# WORK ORDER
Show each line in the listing below that contains the word "JSON".

# GIVEN DATA
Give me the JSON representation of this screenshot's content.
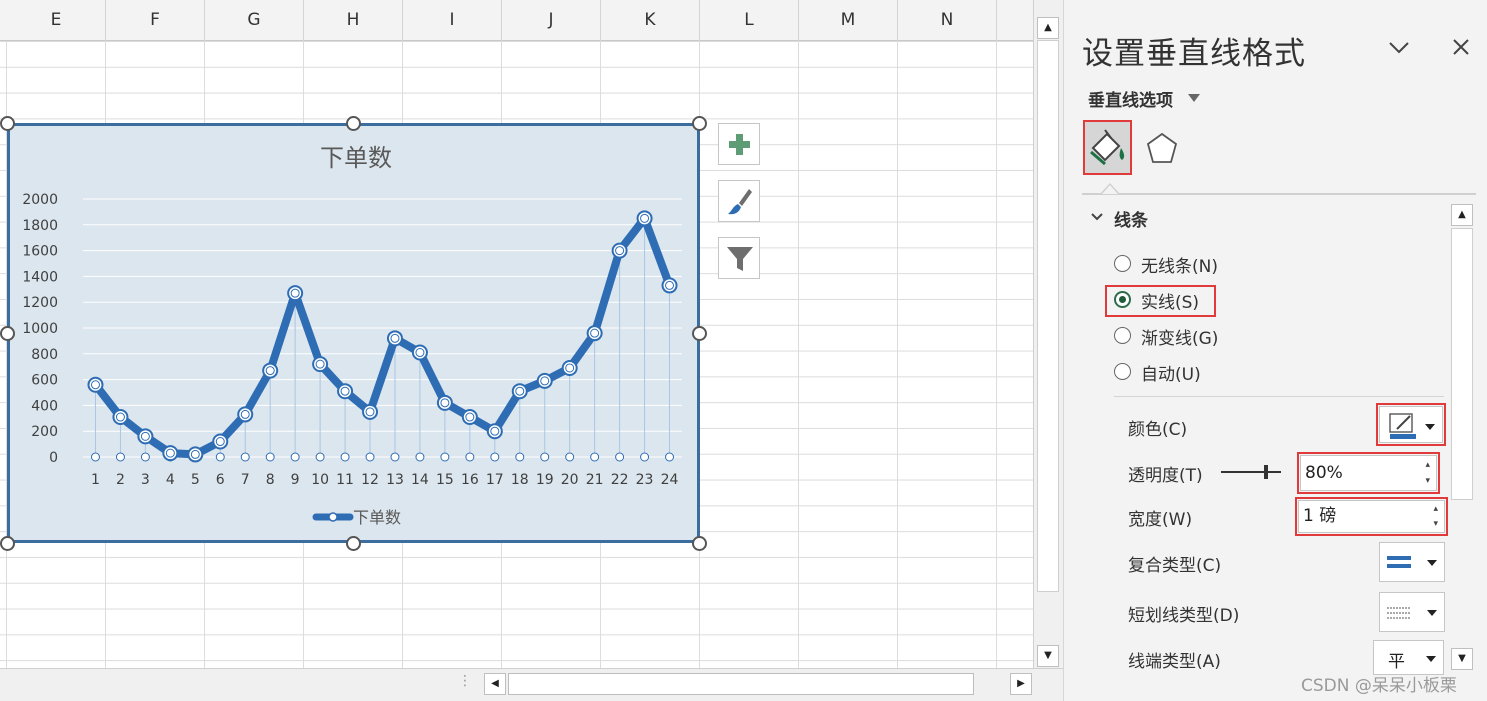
{
  "sheet": {
    "columns": [
      "E",
      "F",
      "G",
      "H",
      "I",
      "J",
      "K",
      "L",
      "M",
      "N"
    ]
  },
  "chart_data": {
    "type": "line",
    "title": "下单数",
    "categories": [
      "1",
      "2",
      "3",
      "4",
      "5",
      "6",
      "7",
      "8",
      "9",
      "10",
      "11",
      "12",
      "13",
      "14",
      "15",
      "16",
      "17",
      "18",
      "19",
      "20",
      "21",
      "22",
      "23",
      "24"
    ],
    "series": [
      {
        "name": "下单数",
        "values": [
          560,
          310,
          160,
          30,
          20,
          120,
          330,
          670,
          1270,
          720,
          510,
          350,
          920,
          810,
          420,
          310,
          200,
          510,
          590,
          690,
          960,
          1600,
          1850,
          1330
        ]
      }
    ],
    "yticks": [
      "0",
      "200",
      "400",
      "600",
      "800",
      "1000",
      "1200",
      "1400",
      "1600",
      "1800",
      "2000"
    ],
    "ylim": [
      0,
      2000
    ],
    "drop_lines": true,
    "grid": true,
    "legend_position": "bottom",
    "colors": {
      "series": "#2e6db4",
      "plot_bg": "#dce6ee",
      "drop_line": "#a9c6e4"
    }
  },
  "chart_tools": {
    "add_icon": "plus-icon",
    "style_icon": "brush-icon",
    "filter_icon": "filter-icon"
  },
  "pane": {
    "title": "设置垂直线格式",
    "options_label": "垂直线选项",
    "section_label": "线条",
    "radios": [
      {
        "label": "无线条(N)",
        "checked": false
      },
      {
        "label": "实线(S)",
        "checked": true
      },
      {
        "label": "渐变线(G)",
        "checked": false
      },
      {
        "label": "自动(U)",
        "checked": false
      }
    ],
    "color_label": "颜色(C)",
    "transparency_label": "透明度(T)",
    "transparency_value": "80%",
    "width_label": "宽度(W)",
    "width_value": "1 磅",
    "compound_label": "复合类型(C)",
    "dash_label": "短划线类型(D)",
    "cap_label": "线端类型(A)",
    "cap_value": "平",
    "accent": "#e03a3a"
  },
  "watermark": "CSDN @呆呆小板栗"
}
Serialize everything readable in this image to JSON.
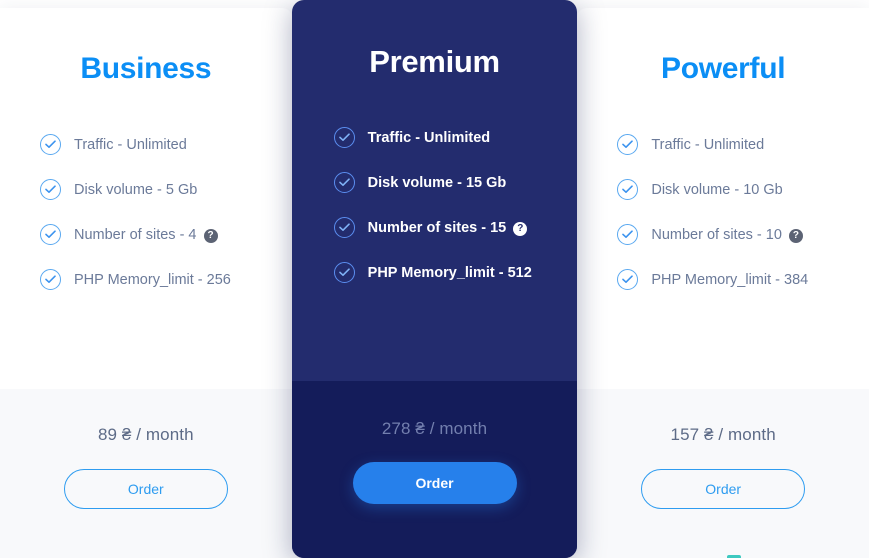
{
  "plans": [
    {
      "id": "business",
      "featured": false,
      "title": "Business",
      "features": [
        {
          "label": "Traffic - Unlimited",
          "help": false
        },
        {
          "label": "Disk volume - 5 Gb",
          "help": false
        },
        {
          "label": "Number of sites - 4",
          "help": true
        },
        {
          "label": "PHP Memory_limit - 256",
          "help": false
        }
      ],
      "price": "89 ₴ / month",
      "order_label": "Order"
    },
    {
      "id": "premium",
      "featured": true,
      "title": "Premium",
      "features": [
        {
          "label": "Traffic - Unlimited",
          "help": false
        },
        {
          "label": "Disk volume - 15 Gb",
          "help": false
        },
        {
          "label": "Number of sites - 15",
          "help": true
        },
        {
          "label": "PHP Memory_limit - 512",
          "help": false
        }
      ],
      "price": "278 ₴ / month",
      "order_label": "Order"
    },
    {
      "id": "powerful",
      "featured": false,
      "title": "Powerful",
      "features": [
        {
          "label": "Traffic - Unlimited",
          "help": false
        },
        {
          "label": "Disk volume - 10 Gb",
          "help": false
        },
        {
          "label": "Number of sites - 10",
          "help": true
        },
        {
          "label": "PHP Memory_limit - 384",
          "help": false
        }
      ],
      "price": "157 ₴ / month",
      "order_label": "Order"
    }
  ],
  "icons": {
    "check": "check-circle-icon",
    "help": "help-question-icon",
    "help_glyph": "?"
  },
  "colors": {
    "accent_blue": "#0b8ef5",
    "button_blue": "#2680eb",
    "featured_bg": "#232c6e",
    "featured_foot_bg": "#141c5a",
    "body_text": "#6b7a99",
    "price_text": "#5d6b87",
    "footer_bg": "#f8f9fb",
    "marker_teal": "#3ec9c0"
  }
}
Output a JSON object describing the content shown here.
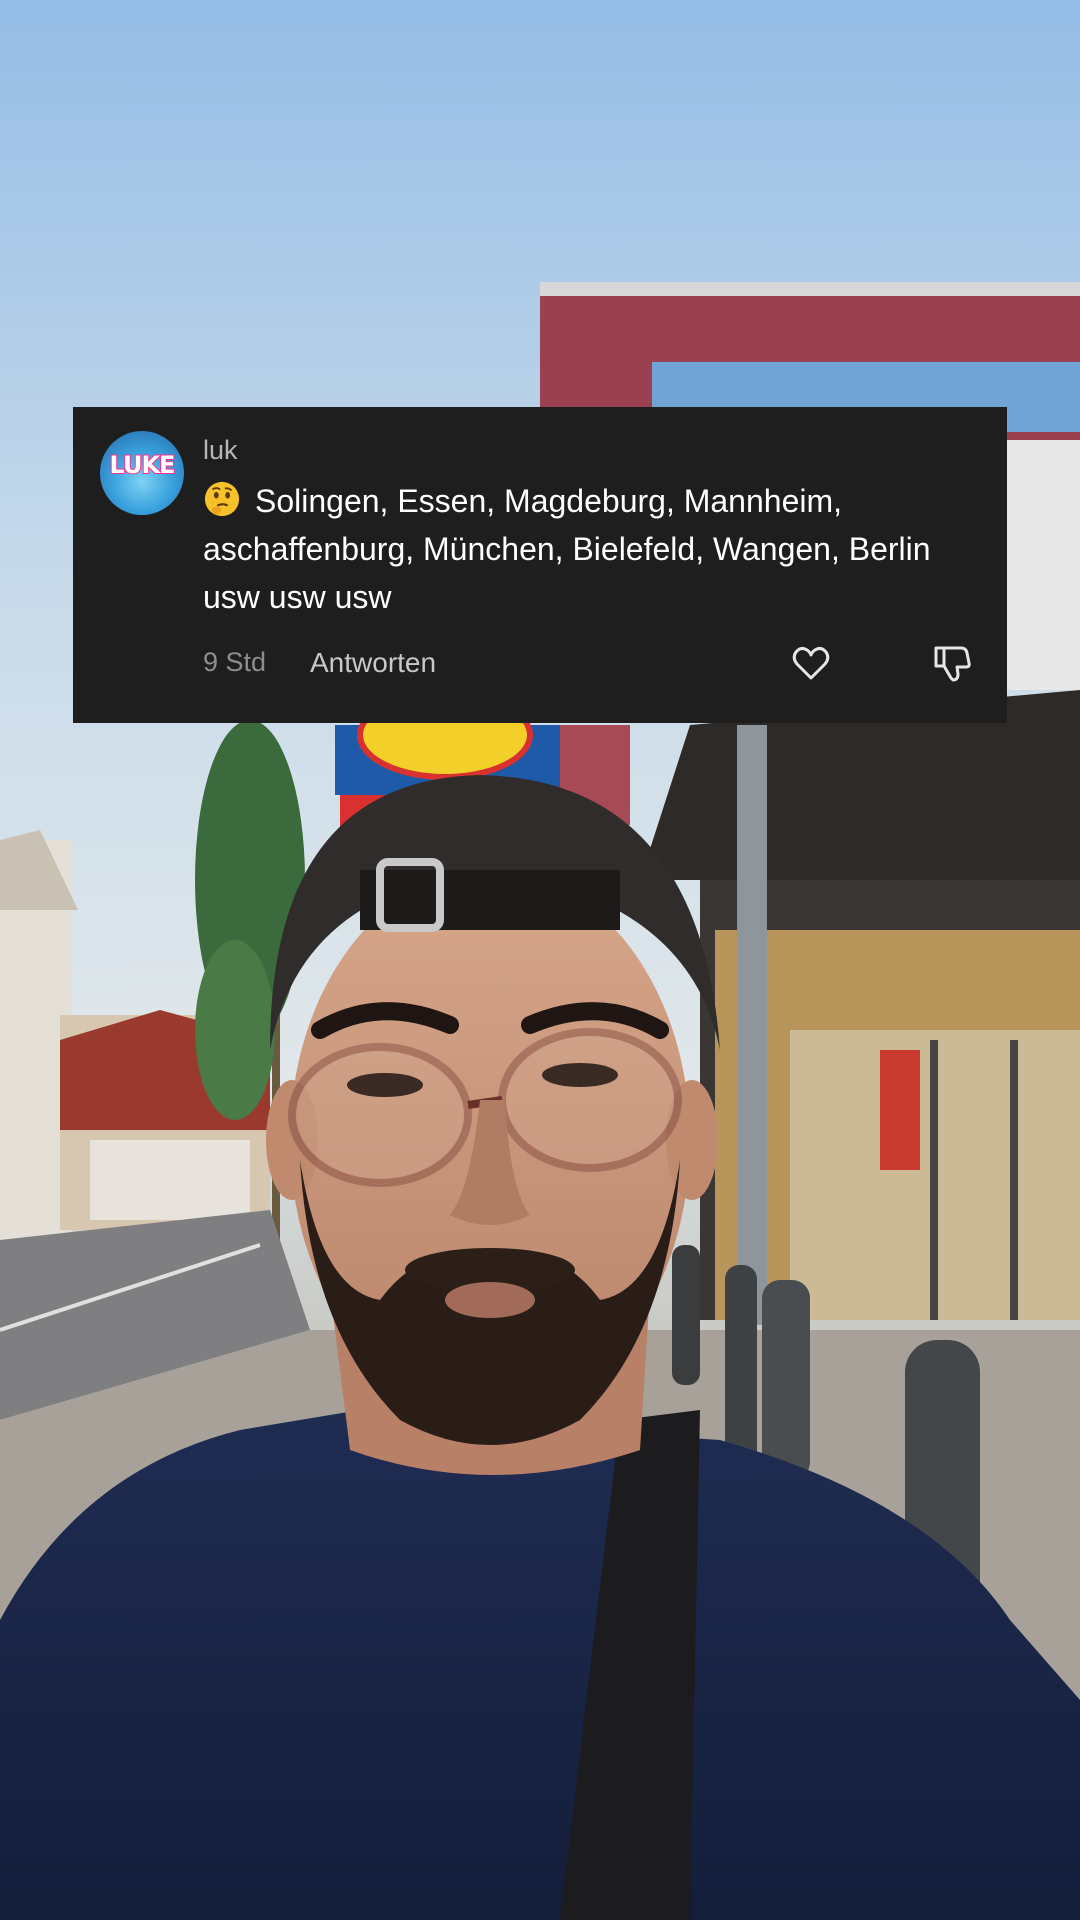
{
  "comment": {
    "username": "luk",
    "avatar_text": "LUKE",
    "emoji": "thinking-face",
    "text": "Solingen, Essen, Magdeburg, Mannheim, aschaffenburg, München, Bielefeld, Wangen, Berlin usw usw usw",
    "time": "9 Std",
    "reply_label": "Antworten",
    "like_icon": "heart-outline",
    "dislike_icon": "thumbs-down-outline"
  },
  "colors": {
    "card_background": "#1e1e1e",
    "text_primary": "#ffffff",
    "text_secondary": "#8d8d8d"
  }
}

# SOLUTION FOR THIS TASK
Give me the JSON representation of this screenshot's content.
Serialize everything readable in this image to JSON.
Output a JSON object describing the content shown here.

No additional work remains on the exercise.